– T-bond funds racked up a splendid 8.1% gain for the third quarter, according to Lipper Inc. The Dow Jones Industrial Average meanwhile, tumbled more than 17% over the same three-month span. It turns out that bonds have been dramatically outperforming stocks for quite a while. Morgan Stanley notes that U.S. government bonds have outperformed U.S. stocks by a staggering 56% since December 1999.

– “If you imagine the [stock] market as a mythical angry god that is demanding sacrifices of those who had long worshipped it, there is no way to guess when it finally will be appeased,” writes Tom Petruno of the Los Angeles Times. “It already has consumed the early-retirement dreams of some, the college funding hopes of others and the reputations of hundreds of corporate executives. But it may yet want more.”

– Indeed, the “mythical god” gives every indication of “wanting more.” But it may not be angry at all…merely sadistic.


Back in Madrid…

*** On my computer screen this morning an ad popped up – offering me an opportunity to subscribe to Mutual Funds magazine. But the news brings word that the magazine is shutting down – not enough ad revenue.

*** Gold went nowhere yesterday. It has gone almost nowhere for many weeks. So far, this is only a stock market problem; the monetary and economic problems have yet to be uncovered.

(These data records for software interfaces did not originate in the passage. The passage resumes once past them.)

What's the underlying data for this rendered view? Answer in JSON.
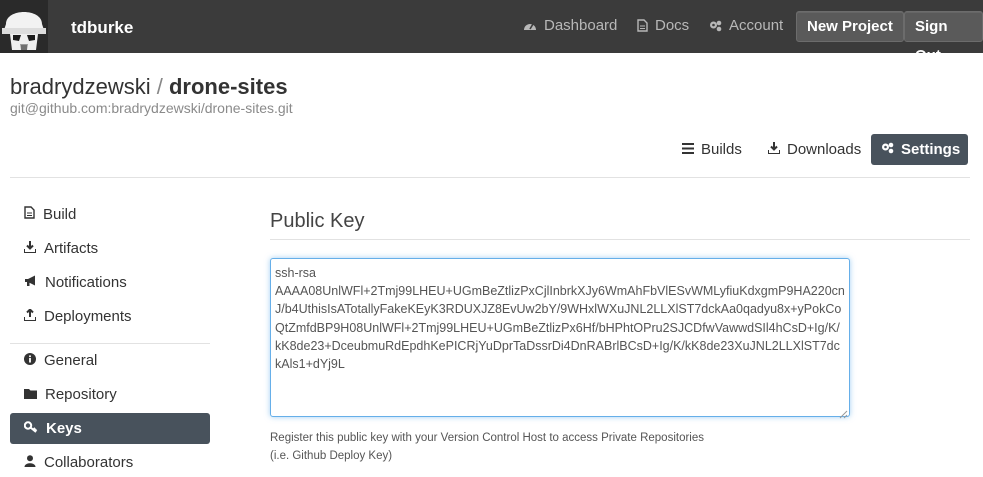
{
  "topbar": {
    "username": "tdburke",
    "links": [
      {
        "icon": "dashboard-icon",
        "label": "Dashboard"
      },
      {
        "icon": "document-icon",
        "label": "Docs"
      },
      {
        "icon": "gears-icon",
        "label": "Account"
      }
    ],
    "new_project_label": "New Project",
    "sign_out_label": "Sign Out"
  },
  "repo": {
    "owner": "bradrydzewski",
    "separator": "/",
    "name": "drone-sites",
    "url": "git@github.com:bradrydzewski/drone-sites.git"
  },
  "tabs": [
    {
      "icon": "list-icon",
      "label": "Builds",
      "active": false
    },
    {
      "icon": "download-icon",
      "label": "Downloads",
      "active": false
    },
    {
      "icon": "gears-icon",
      "label": "Settings",
      "active": true
    }
  ],
  "sidebar": {
    "items": [
      {
        "icon": "file-icon",
        "label": "Build"
      },
      {
        "icon": "download-icon",
        "label": "Artifacts"
      },
      {
        "icon": "bullhorn-icon",
        "label": "Notifications"
      },
      {
        "icon": "upload-icon",
        "label": "Deployments"
      },
      {
        "icon": "info-icon",
        "label": "General"
      },
      {
        "icon": "folder-icon",
        "label": "Repository"
      },
      {
        "icon": "key-icon",
        "label": "Keys",
        "active": true
      },
      {
        "icon": "user-icon",
        "label": "Collaborators"
      }
    ]
  },
  "main": {
    "title": "Public Key",
    "public_key": "ssh-rsa\nAAAA08UnlWFl+2Tmj99LHEU+UGmBeZtlizPxCjlInbrkXJy6WmAhFbVlESvWMLyfiuKdxgmP9HA220cnJ/b4UthisIsATotallyFakeKEyK3RDUXJZ8EvUw2bY/9WHxlWXuJNL2LLXlST7dckAa0qadyu8x+yPokCoQtZmfdBP9H08UnlWFl+2Tmj99LHEU+UGmBeZtlizPx6Hf/bHPhtOPru2SJCDfwVawwdSIl4hCsD+Ig/K/kK8de23+DceubmuRdEpdhKePICRjYuDprTaDssrDi4DnRABrlBCsD+Ig/K/kK8de23XuJNL2LLXlST7dckAls1+dYj9L",
    "help_line1": "Register this public key with your Version Control Host to access Private Repositories",
    "help_line2": "(i.e. Github Deploy Key)"
  }
}
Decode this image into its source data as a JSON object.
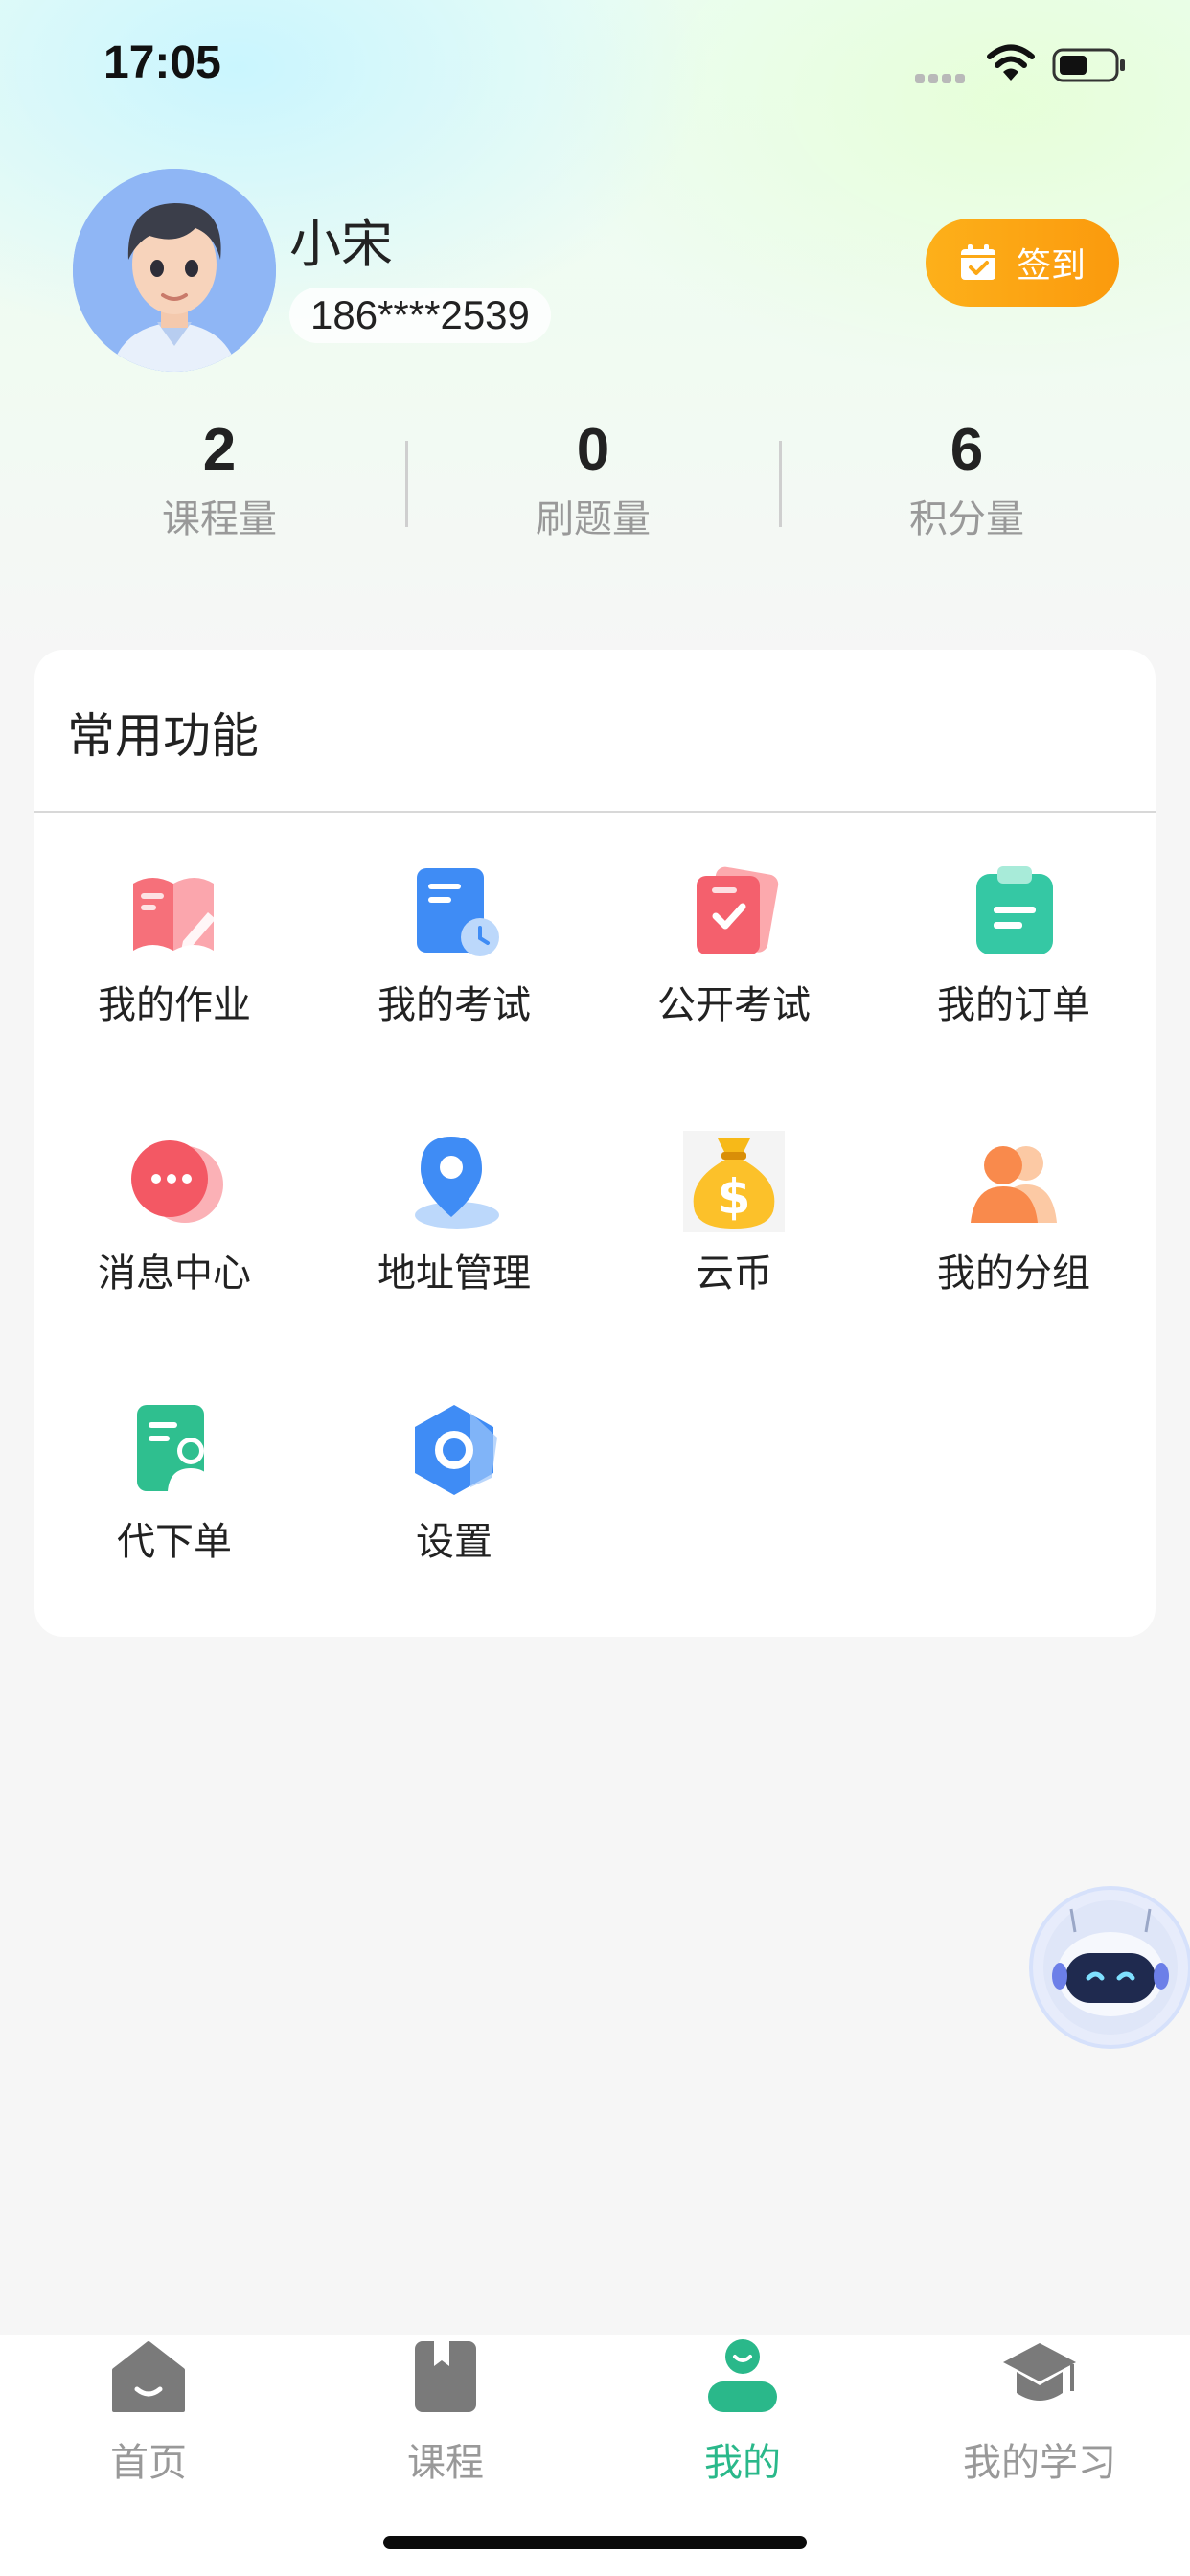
{
  "status_bar": {
    "time": "17:05",
    "signal_icon": "signal-dots-icon",
    "wifi_icon": "wifi-icon",
    "battery_icon": "battery-icon"
  },
  "profile": {
    "name": "小宋",
    "phone": "186****2539",
    "avatar_icon": "avatar-boy-icon",
    "checkin_label": "签到",
    "checkin_icon": "calendar-check-icon",
    "checkin_color": "#fca815"
  },
  "stats": [
    {
      "value": "2",
      "label": "课程量"
    },
    {
      "value": "0",
      "label": "刷题量"
    },
    {
      "value": "6",
      "label": "积分量"
    }
  ],
  "functions": {
    "title": "常用功能",
    "items": [
      {
        "label": "我的作业",
        "icon": "homework-book-icon"
      },
      {
        "label": "我的考试",
        "icon": "exam-clock-icon"
      },
      {
        "label": "公开考试",
        "icon": "public-exam-icon"
      },
      {
        "label": "我的订单",
        "icon": "order-clipboard-icon"
      },
      {
        "label": "消息中心",
        "icon": "message-bubble-icon"
      },
      {
        "label": "地址管理",
        "icon": "location-pin-icon"
      },
      {
        "label": "云币",
        "icon": "money-bag-icon"
      },
      {
        "label": "我的分组",
        "icon": "group-people-icon"
      },
      {
        "label": "代下单",
        "icon": "proxy-order-icon"
      },
      {
        "label": "设置",
        "icon": "settings-hexagon-icon"
      }
    ]
  },
  "assistant": {
    "icon": "robot-assistant-icon"
  },
  "tab_bar": {
    "active_color": "#2ab88a",
    "tabs": [
      {
        "label": "首页",
        "icon": "home-icon"
      },
      {
        "label": "课程",
        "icon": "bookmark-book-icon"
      },
      {
        "label": "我的",
        "icon": "person-icon",
        "active": true
      },
      {
        "label": "我的学习",
        "icon": "graduation-cap-icon"
      }
    ]
  }
}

When they are revealed, gold is likely to move. In the meantime, we are quite happy to go nowhere.

*** Consumer borrowing went up another $4.2 billion in August. And the mortgage industry, bless its heart, found yet another way to encourage consumers into insolvency – the Household Asset Management Account, we believe it is called. It is a new type of mortgage that allows homeowners to simply write checks against the ‘equity’ in their home. But when the ‘equity’ goes down, do they get the money back? We don’t think so.

*** The Nikkei Dow hit a new low yesterday. Nearly 20 years of stock market gains have been wiped out.

*** In the U.S., meanwhile, an investor would have been a lot better off in bonds than stocks since 1999. How long will this trend persist? We don’t know, trends have a way of lasting a lot longer than you think they should. More, as the Daily Reckoning continues… tomorrow…

Vaya con dios,
Bill Bonner